◆ **PROBLEM TO SOLVE**: Give the number of lines in the listing that contain the word "handle", and nothing besides.

------------

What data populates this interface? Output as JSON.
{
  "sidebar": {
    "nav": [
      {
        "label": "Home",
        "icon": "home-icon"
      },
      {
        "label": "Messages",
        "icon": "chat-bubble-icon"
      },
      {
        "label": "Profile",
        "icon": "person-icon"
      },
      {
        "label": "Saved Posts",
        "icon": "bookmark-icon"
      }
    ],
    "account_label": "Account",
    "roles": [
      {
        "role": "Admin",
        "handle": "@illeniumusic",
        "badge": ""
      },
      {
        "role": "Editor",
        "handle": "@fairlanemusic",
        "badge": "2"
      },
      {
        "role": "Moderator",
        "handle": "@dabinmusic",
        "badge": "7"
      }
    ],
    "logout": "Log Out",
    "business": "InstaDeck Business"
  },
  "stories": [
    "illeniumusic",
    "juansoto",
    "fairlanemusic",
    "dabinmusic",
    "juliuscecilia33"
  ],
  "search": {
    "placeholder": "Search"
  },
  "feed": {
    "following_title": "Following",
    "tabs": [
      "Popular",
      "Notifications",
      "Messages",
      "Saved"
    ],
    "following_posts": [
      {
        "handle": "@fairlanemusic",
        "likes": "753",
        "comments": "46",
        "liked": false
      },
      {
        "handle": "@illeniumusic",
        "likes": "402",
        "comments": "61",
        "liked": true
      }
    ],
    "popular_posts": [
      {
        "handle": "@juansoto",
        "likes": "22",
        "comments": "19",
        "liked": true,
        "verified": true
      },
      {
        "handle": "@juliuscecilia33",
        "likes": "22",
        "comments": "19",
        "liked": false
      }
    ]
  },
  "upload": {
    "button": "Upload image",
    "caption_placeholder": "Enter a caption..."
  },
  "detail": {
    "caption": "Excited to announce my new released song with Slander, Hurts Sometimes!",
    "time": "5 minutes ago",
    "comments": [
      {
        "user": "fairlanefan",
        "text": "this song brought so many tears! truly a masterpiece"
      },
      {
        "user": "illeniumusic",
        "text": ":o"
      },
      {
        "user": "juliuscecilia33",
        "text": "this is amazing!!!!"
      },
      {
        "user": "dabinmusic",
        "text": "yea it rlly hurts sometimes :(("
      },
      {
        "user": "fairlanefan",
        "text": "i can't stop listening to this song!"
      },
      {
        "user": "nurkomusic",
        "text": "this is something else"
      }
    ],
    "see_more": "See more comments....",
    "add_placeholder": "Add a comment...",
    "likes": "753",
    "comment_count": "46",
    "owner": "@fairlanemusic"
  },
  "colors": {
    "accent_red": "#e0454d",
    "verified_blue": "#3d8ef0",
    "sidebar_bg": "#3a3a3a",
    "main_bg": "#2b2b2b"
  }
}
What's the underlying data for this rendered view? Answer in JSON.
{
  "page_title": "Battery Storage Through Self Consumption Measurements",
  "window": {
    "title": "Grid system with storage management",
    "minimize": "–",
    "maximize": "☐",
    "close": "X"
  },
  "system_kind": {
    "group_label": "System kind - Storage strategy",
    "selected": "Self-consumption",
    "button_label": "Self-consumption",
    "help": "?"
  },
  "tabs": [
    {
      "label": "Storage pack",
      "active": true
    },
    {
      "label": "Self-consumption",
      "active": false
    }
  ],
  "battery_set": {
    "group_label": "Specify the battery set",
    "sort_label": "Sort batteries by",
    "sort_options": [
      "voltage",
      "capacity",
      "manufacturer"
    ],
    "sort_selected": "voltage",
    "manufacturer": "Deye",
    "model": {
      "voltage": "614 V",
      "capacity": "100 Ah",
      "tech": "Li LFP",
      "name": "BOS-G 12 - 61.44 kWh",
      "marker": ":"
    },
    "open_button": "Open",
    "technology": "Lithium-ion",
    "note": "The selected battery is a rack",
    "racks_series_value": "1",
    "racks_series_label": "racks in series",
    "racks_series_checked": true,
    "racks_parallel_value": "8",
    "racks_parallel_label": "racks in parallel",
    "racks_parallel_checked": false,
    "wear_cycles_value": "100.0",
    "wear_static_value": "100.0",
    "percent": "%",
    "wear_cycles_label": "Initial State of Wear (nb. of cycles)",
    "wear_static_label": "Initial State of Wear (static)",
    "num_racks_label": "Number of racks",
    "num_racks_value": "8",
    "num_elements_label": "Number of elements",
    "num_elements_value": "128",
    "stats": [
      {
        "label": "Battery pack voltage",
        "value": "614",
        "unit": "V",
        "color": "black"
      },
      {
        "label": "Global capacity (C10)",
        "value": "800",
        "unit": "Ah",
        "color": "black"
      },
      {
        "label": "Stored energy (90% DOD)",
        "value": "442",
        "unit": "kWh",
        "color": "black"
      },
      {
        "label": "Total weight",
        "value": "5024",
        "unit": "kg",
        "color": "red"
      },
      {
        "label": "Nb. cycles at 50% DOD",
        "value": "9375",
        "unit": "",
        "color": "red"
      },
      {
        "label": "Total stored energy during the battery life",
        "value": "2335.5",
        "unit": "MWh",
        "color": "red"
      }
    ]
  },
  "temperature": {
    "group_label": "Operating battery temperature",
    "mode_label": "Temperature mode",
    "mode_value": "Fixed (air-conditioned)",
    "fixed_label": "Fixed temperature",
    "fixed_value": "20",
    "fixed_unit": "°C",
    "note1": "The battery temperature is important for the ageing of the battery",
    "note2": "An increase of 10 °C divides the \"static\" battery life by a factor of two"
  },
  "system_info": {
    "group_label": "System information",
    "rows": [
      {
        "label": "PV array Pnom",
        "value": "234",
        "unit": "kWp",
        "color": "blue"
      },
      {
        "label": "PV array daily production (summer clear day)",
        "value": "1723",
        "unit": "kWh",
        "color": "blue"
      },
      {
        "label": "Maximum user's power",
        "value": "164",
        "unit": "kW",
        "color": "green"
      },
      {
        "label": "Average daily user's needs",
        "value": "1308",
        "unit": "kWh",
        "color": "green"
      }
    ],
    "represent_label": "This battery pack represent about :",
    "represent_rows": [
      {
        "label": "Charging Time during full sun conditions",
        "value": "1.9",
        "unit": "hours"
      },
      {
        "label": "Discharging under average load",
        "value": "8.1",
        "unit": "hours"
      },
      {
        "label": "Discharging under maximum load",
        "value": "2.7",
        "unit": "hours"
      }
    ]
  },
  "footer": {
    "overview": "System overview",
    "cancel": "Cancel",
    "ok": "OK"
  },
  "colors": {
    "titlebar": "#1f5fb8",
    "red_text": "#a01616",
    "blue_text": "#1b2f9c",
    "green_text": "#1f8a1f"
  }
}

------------

◆ **YOUR SOLUTION**: 7